  10. Thomas Jefferson Planning District Commission. Applicant Abstract: Charlottesville Region Sustainability Implementation Plan. Charlottesville, Oct. 2010. Print.
  11. Web. Tea Party hosting forum to review local sustainability initiatives, Brian Wheeler, Charlottesville Tomorrow, March 17, 2011, retrieved September 26, 2020.
  12. Web. Many plans, one database, Sean Tubbs, Charlottesville Tomorrow, July 30, 2012, retrieved September 26, 2020.
  13. Web. TJPDC livability planners to be let go early, Sean Tubbs, Charlottesville Tomorrow, September 8, 2012, retrieved September 10, 2012.
  14. Web. Williams out as regional planning director, Sean Tubbs, News Article, June 13, 2013, retrieved June 2, 2019.
  15. Web. TJPDC Commissioners, Thomas Jefferson Planning District Commission, retrieved June 2, 2019.
  16. Web. TJPDC appoints COO Jacobs as interim executive director, Feb 7, 2021, retrieved Feb 24, 2021.
  17. Web. September 22, 2021: Charlottesville Fire Chief Smith explains new dispatch system, explains his vision for CFD in the 21st century, Sean Tubbs, Charlottesville Community Engagement, Town Crier Productions, September 22, 2021, retrieved February 6, 2021.
  18. Web. Thomas Jefferson Planning District Commission Draft Minutes, May 2, 2019, Thomas Jefferson Planning District Commission, retrieved June 2, 2019.
  19. Web. Williams out as regional planning director, Sean Tubbs, Charlottesville Tomorrow, 13 June 2013, retrieved 23 July 2013.
  20. E-mail. Ryan Pace at, TJPDC. "Press Release: TJPDC Announces New Executive Director." Message to 24 March 2014.

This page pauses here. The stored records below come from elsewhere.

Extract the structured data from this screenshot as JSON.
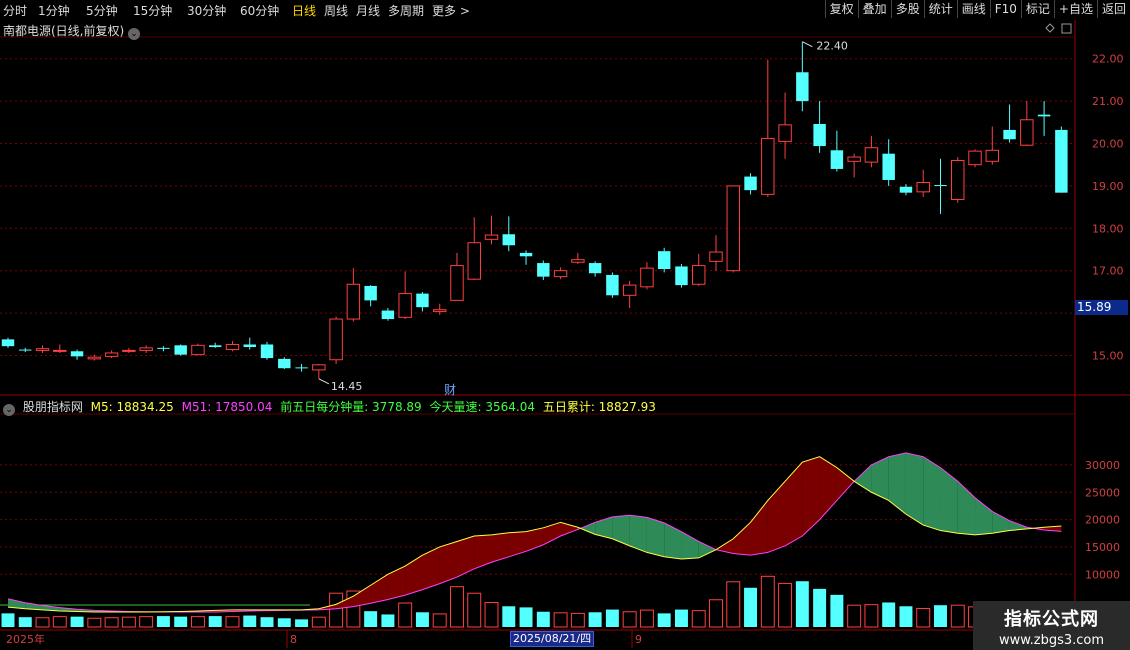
{
  "toolbar": {
    "periods": [
      "分时",
      "1分钟",
      "5分钟",
      "15分钟",
      "30分钟",
      "60分钟",
      "日线",
      "周线",
      "月线",
      "多周期",
      "更多 >"
    ],
    "active_period": "日线",
    "right_buttons": [
      "复权",
      "叠加",
      "多股",
      "统计",
      "画线",
      "F10",
      "标记",
      "+自选",
      "返回"
    ]
  },
  "chart_title": "南都电源(日线,前复权)",
  "dropdown_glyph": "⌄",
  "indicator": {
    "name": "股朋指标网",
    "m5": "M5: 18834.25",
    "m51": "M51: 17850.04",
    "five_day_per_min": "前五日每分钟量: 3778.89",
    "today_speed": "今天量速: 3564.04",
    "five_day_total": "五日累计: 18827.93"
  },
  "colors": {
    "up": "#ff4040",
    "down": "#54ffff",
    "m5": "#ffff40",
    "m51": "#ff40ff",
    "bear_fill": "#7a0000",
    "bull_fill": "#2e8b57",
    "grid": "#7a0000"
  },
  "price_axis": {
    "ticks": [
      "22.00",
      "21.00",
      "20.00",
      "19.00",
      "18.00",
      "17.00",
      "15.00"
    ],
    "current": "15.89"
  },
  "volume_axis": {
    "ticks": [
      "30000",
      "25000",
      "20000",
      "15000",
      "10000"
    ]
  },
  "annotations": {
    "high": "22.40",
    "low": "14.45",
    "cai": "财"
  },
  "x_axis": {
    "labels": [
      "2025年",
      "8",
      "9"
    ],
    "cursor_date": "2025/08/21/四"
  },
  "watermark": {
    "line1": "指标公式网",
    "line2": "www.zbgs3.com"
  },
  "chart_data": {
    "type": "candlestick",
    "candles": [
      [
        15.38,
        15.22,
        15.42,
        15.18
      ],
      [
        15.14,
        15.12,
        15.18,
        15.08
      ],
      [
        15.12,
        15.16,
        15.24,
        15.06
      ],
      [
        15.1,
        15.12,
        15.26,
        15.06
      ],
      [
        15.1,
        14.98,
        15.14,
        14.9
      ],
      [
        14.92,
        14.96,
        15.02,
        14.88
      ],
      [
        14.98,
        15.06,
        15.12,
        14.94
      ],
      [
        15.1,
        15.12,
        15.18,
        15.06
      ],
      [
        15.12,
        15.18,
        15.24,
        15.06
      ],
      [
        15.18,
        15.16,
        15.22,
        15.1
      ],
      [
        15.24,
        15.02,
        15.26,
        15.0
      ],
      [
        15.02,
        15.24,
        15.28,
        15.0
      ],
      [
        15.24,
        15.2,
        15.3,
        15.18
      ],
      [
        15.14,
        15.26,
        15.34,
        15.1
      ],
      [
        15.26,
        15.2,
        15.42,
        15.14
      ],
      [
        15.26,
        14.94,
        15.32,
        14.9
      ],
      [
        14.92,
        14.7,
        14.96,
        14.68
      ],
      [
        14.72,
        14.7,
        14.8,
        14.62
      ],
      [
        14.66,
        14.78,
        14.8,
        14.45
      ],
      [
        14.9,
        15.86,
        15.92,
        14.8
      ],
      [
        15.86,
        16.68,
        17.06,
        15.8
      ],
      [
        16.64,
        16.3,
        16.66,
        16.16
      ],
      [
        16.06,
        15.86,
        16.12,
        15.82
      ],
      [
        15.9,
        16.46,
        16.98,
        15.86
      ],
      [
        16.46,
        16.14,
        16.5,
        16.04
      ],
      [
        16.04,
        16.08,
        16.22,
        15.96
      ],
      [
        16.3,
        17.12,
        17.42,
        16.3
      ],
      [
        16.8,
        17.66,
        18.26,
        16.78
      ],
      [
        17.74,
        17.84,
        18.3,
        17.62
      ],
      [
        17.86,
        17.6,
        18.28,
        17.46
      ],
      [
        17.42,
        17.34,
        17.48,
        17.14
      ],
      [
        17.18,
        16.86,
        17.24,
        16.78
      ],
      [
        16.86,
        17.0,
        17.08,
        16.8
      ],
      [
        17.2,
        17.26,
        17.42,
        17.16
      ],
      [
        17.18,
        16.94,
        17.22,
        16.86
      ],
      [
        16.9,
        16.42,
        16.96,
        16.36
      ],
      [
        16.42,
        16.66,
        16.76,
        16.12
      ],
      [
        16.62,
        17.06,
        17.2,
        16.56
      ],
      [
        17.46,
        17.04,
        17.54,
        16.96
      ],
      [
        17.1,
        16.66,
        17.16,
        16.6
      ],
      [
        16.68,
        17.12,
        17.4,
        16.64
      ],
      [
        17.22,
        17.44,
        17.84,
        17.0
      ],
      [
        17.0,
        19.0,
        19.0,
        16.96
      ],
      [
        19.22,
        18.9,
        19.3,
        18.8
      ],
      [
        18.8,
        20.12,
        21.98,
        18.74
      ],
      [
        20.05,
        20.44,
        21.2,
        19.64
      ],
      [
        21.68,
        21.0,
        22.4,
        20.76
      ],
      [
        20.46,
        19.94,
        21.0,
        19.78
      ],
      [
        19.84,
        19.4,
        20.3,
        19.34
      ],
      [
        19.58,
        19.68,
        19.76,
        19.2
      ],
      [
        19.56,
        19.9,
        20.18,
        19.44
      ],
      [
        19.76,
        19.14,
        20.1,
        19.0
      ],
      [
        18.98,
        18.84,
        19.04,
        18.78
      ],
      [
        18.86,
        19.08,
        19.38,
        18.74
      ],
      [
        19.02,
        19.0,
        19.64,
        18.34
      ],
      [
        18.68,
        19.6,
        19.68,
        18.6
      ],
      [
        19.5,
        19.82,
        19.86,
        19.44
      ],
      [
        19.58,
        19.84,
        20.4,
        19.5
      ],
      [
        20.32,
        20.1,
        20.92,
        20.02
      ],
      [
        19.96,
        20.56,
        21.0,
        19.94
      ],
      [
        20.68,
        20.64,
        21.0,
        20.18
      ],
      [
        20.32,
        18.84,
        20.4,
        18.84
      ]
    ],
    "m5": [
      4000,
      3700,
      3500,
      3300,
      3200,
      3100,
      3100,
      3100,
      3100,
      3150,
      3200,
      3300,
      3400,
      3500,
      3500,
      3500,
      3500,
      3500,
      3700,
      4500,
      6000,
      8000,
      10000,
      11500,
      13500,
      15000,
      16000,
      17000,
      17200,
      17600,
      17800,
      18500,
      19500,
      18600,
      17300,
      16500,
      15200,
      14000,
      13200,
      12800,
      13000,
      14500,
      16500,
      19500,
      23500,
      27000,
      30500,
      31500,
      29500,
      27000,
      25000,
      23500,
      21000,
      19000,
      18000,
      17500,
      17200,
      17500,
      18000,
      18300,
      18600,
      18834
    ],
    "m51": [
      5500,
      4800,
      4300,
      3900,
      3600,
      3400,
      3300,
      3200,
      3150,
      3100,
      3100,
      3100,
      3100,
      3200,
      3300,
      3350,
      3400,
      3450,
      3500,
      3700,
      4100,
      4700,
      5400,
      6200,
      7200,
      8300,
      9500,
      11000,
      12200,
      13200,
      14200,
      15400,
      17000,
      18200,
      19500,
      20500,
      20800,
      20400,
      19400,
      17800,
      16000,
      14500,
      13800,
      13500,
      14000,
      15200,
      17000,
      20000,
      23500,
      27000,
      30000,
      31500,
      32200,
      31500,
      29500,
      27000,
      24000,
      21500,
      19800,
      18600,
      18100,
      17850
    ],
    "volume": [
      2500,
      1800,
      1700,
      1900,
      1900,
      1600,
      1700,
      1800,
      1900,
      2000,
      1900,
      1900,
      2000,
      1900,
      2100,
      1800,
      1600,
      1400,
      1800,
      6200,
      6600,
      2900,
      2300,
      4400,
      2700,
      2400,
      7400,
      6200,
      4500,
      3800,
      3600,
      2800,
      2600,
      2500,
      2700,
      3200,
      2800,
      3100,
      2500,
      3200,
      3000,
      5000,
      8300,
      7200,
      9300,
      8000,
      8400,
      7000,
      5900,
      4000,
      4100,
      4500,
      3800,
      3400,
      4000,
      4000,
      3700,
      4100,
      3900,
      4300,
      4200,
      4400
    ]
  }
}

  21. Web. TJPDC appoints COO Jacobs as interim executive director, Feb 7, 2021, retrieved Feb 24, 2021.

External links